top of page

3 Ways to Better Understand Your Emotions

Understanding our emotions is a critical aspect of personal and professional growth. Emotions play a significant role in our decision-making processes, relationships, and overall well-being. However, many individuals struggle to fully comprehend and manage their emotions effectively.

Today we will explore three practical strategies to better understand your emotions, enabling you to navigate through life with greater self-awareness and emotional intelligence.

Cultivate Self-Awareness

Self-awareness is the foundation of emotional intelligence. It involves recognizing and understanding your own emotions, thoughts, and behaviors. Here are three ways to cultivate self-awareness:

A. Mindfulness Practice: Engaging in mindfulness exercises allows you to observe your thoughts and emotions without judgment. By practicing mindfulness, you can develop a deeper understanding of your emotional states and patterns. For instance, taking a few minutes each day to focus on your breath and observe your thoughts can help you identify recurring emotions and triggers.

B. Reflective Journaling: Keeping a reflective journal provides an opportunity to explore and analyze your emotions. Set aside time each day to write about your experiences, thoughts, and feelings. Reflecting on these entries can help you identify patterns, understand the root causes of certain emotions, and gain insights into your emotional reactions.

C. Seek Feedback: Ask trusted friends, family members, or colleagues for feedback on how they perceive your emotions and behaviors in different situations. This external perspective can provide valuable insights into blind spots or areas where you may be misinterpreting your emotions. Be open to constructive criticism and use it as an opportunity to grow.

Identify Emotional Triggers

Understanding the triggers that elicit specific emotional responses is crucial for managing and regulating your emotions effectively. Here are three strategies to help you identify emotional triggers:

A. Reflect on Past Experiences: Think back to situations in which you experienced intense emotional reactions. What were the circumstances surrounding those events? Identifying patterns in these experiences can help you recognize common triggers that lead to certain emotions. For example, if public speaking consistently causes anxiety, you can explore strategies to address this trigger.

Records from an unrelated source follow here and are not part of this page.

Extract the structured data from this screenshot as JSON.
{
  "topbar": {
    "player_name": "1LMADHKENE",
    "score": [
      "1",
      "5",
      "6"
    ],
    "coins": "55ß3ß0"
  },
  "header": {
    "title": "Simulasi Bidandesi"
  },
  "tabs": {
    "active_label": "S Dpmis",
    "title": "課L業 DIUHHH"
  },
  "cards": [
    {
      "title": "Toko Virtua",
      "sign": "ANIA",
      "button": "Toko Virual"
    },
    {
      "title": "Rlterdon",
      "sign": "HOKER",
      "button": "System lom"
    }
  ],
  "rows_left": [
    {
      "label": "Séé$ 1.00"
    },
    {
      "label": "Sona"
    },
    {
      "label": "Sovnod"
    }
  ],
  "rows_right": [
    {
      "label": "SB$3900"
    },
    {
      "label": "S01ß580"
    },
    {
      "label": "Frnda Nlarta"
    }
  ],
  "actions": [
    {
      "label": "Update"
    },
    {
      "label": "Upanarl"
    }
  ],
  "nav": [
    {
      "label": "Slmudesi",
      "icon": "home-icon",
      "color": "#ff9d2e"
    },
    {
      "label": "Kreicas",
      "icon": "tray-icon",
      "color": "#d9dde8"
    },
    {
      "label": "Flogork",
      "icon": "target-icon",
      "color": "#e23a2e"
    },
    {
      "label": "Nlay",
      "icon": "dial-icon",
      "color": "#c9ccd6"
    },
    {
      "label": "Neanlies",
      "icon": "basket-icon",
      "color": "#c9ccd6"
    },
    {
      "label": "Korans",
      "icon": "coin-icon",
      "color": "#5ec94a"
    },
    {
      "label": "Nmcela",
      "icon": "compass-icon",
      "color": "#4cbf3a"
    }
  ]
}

B. Pay Attention to Physical Sensations: Emotions often manifest as physical sensations in our bodies. Paying attention to these bodily cues can help you identify your emotional state. Notice how your body reacts in different situations – does your heart race when you feel stressed, or do you feel a pit in your stomach when you're anxious? By recognizing these physical sensations, you can become more attuned to your emotions.

C. Keep a Trigger Log: Maintain a trigger log where you record situations that provoke strong emotional reactions. Include details such as the context, people involved, and the specific emotions experienced. Over time, patterns may emerge that help you pinpoint recurring triggers. This log can serve as a valuable tool for self-reflection and understanding.

Practice Emotional Regulation

Once you have a better understanding of your emotions and the triggers that elicit them, it's essential to develop strategies to regulate and manage your emotional responses. Here are three techniques to practice emotional regulation:

A. Deep Breathing: When faced with intense emotions, taking slow, deep breaths can help calm your nervous system and reduce emotional reactivity. Focus on your breath, inhaling deeply through your nose and exhaling slowly through your mouth. This technique can help you regain control and approach situations with a calmer mindset.

B. Cognitive Reframing: Cognitive reframing involves shifting your perspective on a situation to alter your emotional response. Challenge negative or distorted thoughts by replacing them with more positive and realistic ones. For example, if you make a mistake at work and feel overwhelmed with self-criticism, reframe the situation by focusing on the opportunity for growth and learning.

C. Engage in Self-Care: Taking care of your physical and mental well-being is crucial for emotional regulation. Prioritize activities that promote relaxation and reduce stress, such as exercise, meditation, or engaging in hobbies. When you prioritize self-care, you are better equipped to handle challenging emotions and respond in a more balanced manner.


Understanding our emotions is a lifelong journey that requires self-reflection, self-awareness, and the willingness to grow. By cultivating self-awareness, identifying emotional triggers, and practicing emotional regulation, you can develop a deeper understanding of your emotions and enhance your overall well-being. Remember, emotional intelligence is a skill that can be honed, leading to more meaningful relationships, effective decision-making, and personal growth. Embrace the opportunity to better understand your emotions and unlock your full potential.


Jonathan H. Westover, PhD is Chief Academic & Learning Officer (HCI Academy); Chair/Professor, Organizational Leadership (UVU); OD Consultant (Human Capital Innovations). Read Jonathan Westover's executive profile here.



bottom of page